Your answer must be every record below, written out exactly as it appears.

▸ PROVIDED ENTRIES:

━━━━

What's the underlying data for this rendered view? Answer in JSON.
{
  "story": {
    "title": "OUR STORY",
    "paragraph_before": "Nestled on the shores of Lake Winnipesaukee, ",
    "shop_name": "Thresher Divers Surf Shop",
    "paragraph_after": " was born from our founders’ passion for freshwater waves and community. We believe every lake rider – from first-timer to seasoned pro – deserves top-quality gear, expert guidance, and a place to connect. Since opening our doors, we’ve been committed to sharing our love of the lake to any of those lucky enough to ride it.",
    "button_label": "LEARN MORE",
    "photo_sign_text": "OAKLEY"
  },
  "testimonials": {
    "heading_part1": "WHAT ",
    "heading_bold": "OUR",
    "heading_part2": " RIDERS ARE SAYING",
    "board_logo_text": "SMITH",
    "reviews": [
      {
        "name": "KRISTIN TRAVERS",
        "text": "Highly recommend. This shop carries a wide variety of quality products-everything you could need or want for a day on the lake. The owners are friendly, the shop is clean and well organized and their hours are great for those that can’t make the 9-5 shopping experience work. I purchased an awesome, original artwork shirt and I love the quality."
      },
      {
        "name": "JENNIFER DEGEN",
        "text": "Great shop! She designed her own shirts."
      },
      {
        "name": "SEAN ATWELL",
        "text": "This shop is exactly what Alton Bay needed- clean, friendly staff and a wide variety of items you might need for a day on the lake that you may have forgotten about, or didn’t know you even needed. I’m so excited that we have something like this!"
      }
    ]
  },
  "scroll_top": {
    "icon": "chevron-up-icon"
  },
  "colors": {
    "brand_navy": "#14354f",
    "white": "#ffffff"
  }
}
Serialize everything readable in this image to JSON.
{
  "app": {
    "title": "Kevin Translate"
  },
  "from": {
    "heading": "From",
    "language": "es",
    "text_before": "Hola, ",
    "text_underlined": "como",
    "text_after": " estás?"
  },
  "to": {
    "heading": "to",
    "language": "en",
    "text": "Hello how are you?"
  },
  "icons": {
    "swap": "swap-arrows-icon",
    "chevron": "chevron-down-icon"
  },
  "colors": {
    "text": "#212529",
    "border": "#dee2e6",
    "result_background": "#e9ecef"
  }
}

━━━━

▸ RESPONSE TO THE EXERCISE:
What's the underlying data for this rendered view? Answer in JSON.
{
  "story": {
    "title": "OUR STORY",
    "paragraph_before": "Nestled on the shores of Lake Winnipesaukee, ",
    "shop_name": "Thresher Divers Surf Shop",
    "paragraph_after": " was born from our founders’ passion for freshwater waves and community. We believe every lake rider – from first-timer to seasoned pro – deserves top-quality gear, expert guidance, and a place to connect. Since opening our doors, we’ve been committed to sharing our love of the lake to any of those lucky enough to ride it.",
    "button_label": "LEARN MORE",
    "photo_sign_text": "OAKLEY"
  },
  "testimonials": {
    "heading_part1": "WHAT ",
    "heading_bold": "OUR",
    "heading_part2": " RIDERS ARE SAYING",
    "board_logo_text": "SMITH",
    "reviews": [
      {
        "name": "KRISTIN TRAVERS",
        "text": "Highly recommend. This shop carries a wide variety of quality products-everything you could need or want for a day on the lake. The owners are friendly, the shop is clean and well organized and their hours are great for those that can’t make the 9-5 shopping experience work. I purchased an awesome, original artwork shirt and I love the quality."
      },
      {
        "name": "JENNIFER DEGEN",
        "text": "Great shop! She designed her own shirts."
      },
      {
        "name": "SEAN ATWELL",
        "text": "This shop is exactly what Alton Bay needed- clean, friendly staff and a wide variety of items you might need for a day on the lake that you may have forgotten about, or didn’t know you even needed. I’m so excited that we have something like this!"
      }
    ]
  },
  "scroll_top": {
    "icon": "chevron-up-icon"
  },
  "colors": {
    "brand_navy": "#14354f",
    "white": "#ffffff"
  }
}
Serialize everything readable in this image to JSON.
{
  "app": {
    "title": "Kevin Translate"
  },
  "from": {
    "heading": "From",
    "language": "es",
    "text_before": "Hola, ",
    "text_underlined": "como",
    "text_after": " estás?"
  },
  "to": {
    "heading": "to",
    "language": "en",
    "text": "Hello how are you?"
  },
  "icons": {
    "swap": "swap-arrows-icon",
    "chevron": "chevron-down-icon"
  },
  "colors": {
    "text": "#212529",
    "border": "#dee2e6",
    "result_background": "#e9ecef"
  }
}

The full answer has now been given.